The new employment status of Employee Shareholder received Royal Assent on 25th April 2013 and it is expected that the section related to Employee Shareholders will become law from 1st September 2013.
In simple terms an Employee Shareholder agreement is reached where the employer gives the individual shares to the value of £2,000 or more and the Employee Shareholder in return gives up certain employment rights:
• the right to claim "ordinary" unfair dismissal
• the right to a redundancy payment
• the right to request flexible working (in most circumstances)
• the right to request time off for studying and training
Also, the Employee Shareholder will need to give longer notice in relation to certain entitlements (e.g to return early from maternity leave).
There were a few late changes after the House of Lords raised some concerns, so that there are additional rules relating to the Employee Shareholder status:
• the individual must receive independent legal advice, paid for by the employer, prior to entering into an Employee Shareholder agreement
• there will be a 7 day "cooling off" period after the advice is received and before the agreement has legal effect

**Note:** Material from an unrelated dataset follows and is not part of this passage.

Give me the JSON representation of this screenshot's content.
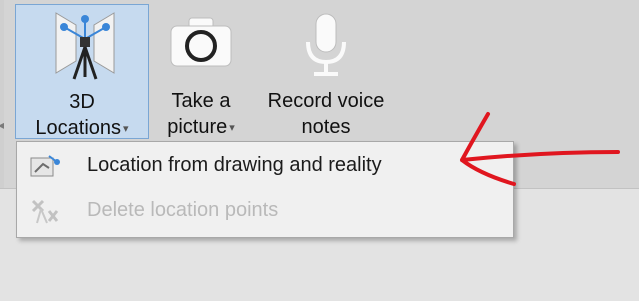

• the employer must provide a written statement specifying what rights the individual is relinquishing by entering the agreement and setting out details about the shares that they will receive
• existing employees will be considered to have been unfairly dismissed if the reason for dismissal is their refusal to convert to Employee Shareholder status and they will also be protected from suffering any other type of detriment

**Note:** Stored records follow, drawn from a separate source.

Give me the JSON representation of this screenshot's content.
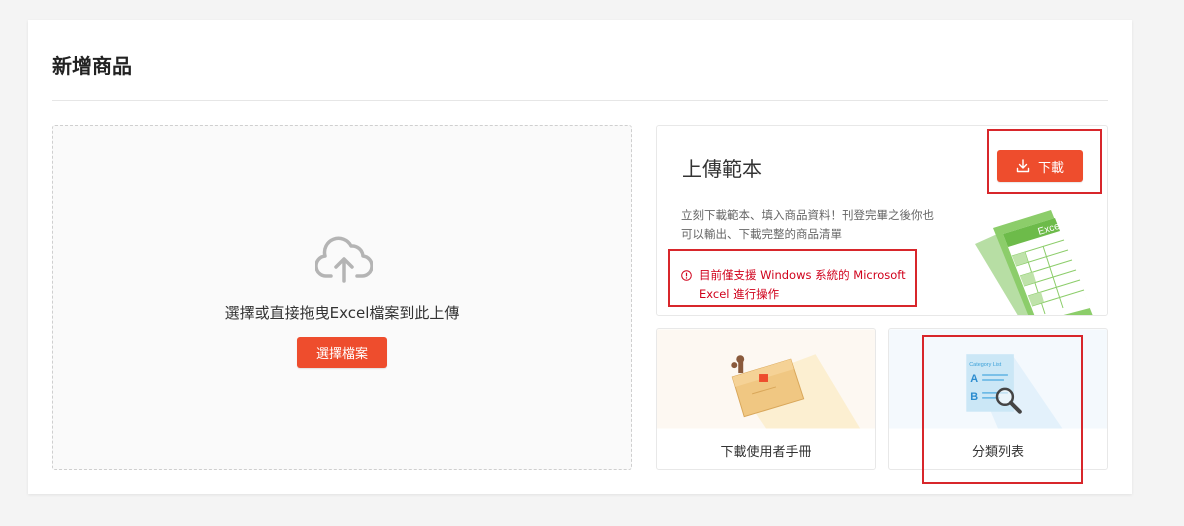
{
  "page": {
    "title": "新增商品"
  },
  "upload": {
    "hint": "選擇或直接拖曳Excel檔案到此上傳",
    "button_label": "選擇檔案",
    "icon": "cloud-upload-icon"
  },
  "template": {
    "title": "上傳範本",
    "download_label": "下載",
    "description": "立刻下載範本、填入商品資料！刊登完畢之後你也可以輸出、下載完整的商品清單",
    "warning": "目前僅支援 Windows 系統的 Microsoft Excel 進行操作",
    "illustration_label": "Excel"
  },
  "tiles": [
    {
      "label": "下載使用者手冊",
      "icon": "user-manual-folder-icon"
    },
    {
      "label": "分類列表",
      "icon": "category-list-icon",
      "illustration_title": "Category List",
      "illustration_letters": [
        "A",
        "B"
      ]
    }
  ],
  "colors": {
    "accent": "#ee4d2d",
    "warning": "#d0011b",
    "highlight_box": "#d8262b"
  }
}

• the first £2,000 of shares will be free from income tax or national insurance contributions liability
This is a very significant change to employment laws and employers should give serious consideration to whether or not this is an attractive proposition. It seems likely that in most cases it will not be attractive, as most employers tend not to unfairly dismiss staff and try to avoid redundancies.
However, it is possible that some employers - particularly new ventures with initial high growth and risk - may be attracted. They could see this as meaning staff will be more likely to be committed to growth through their share ownership, and some risks will be ameliorated if they will be able to take swift action to fire staff if necessary without worrying about unfair dismissal or redundancy payments.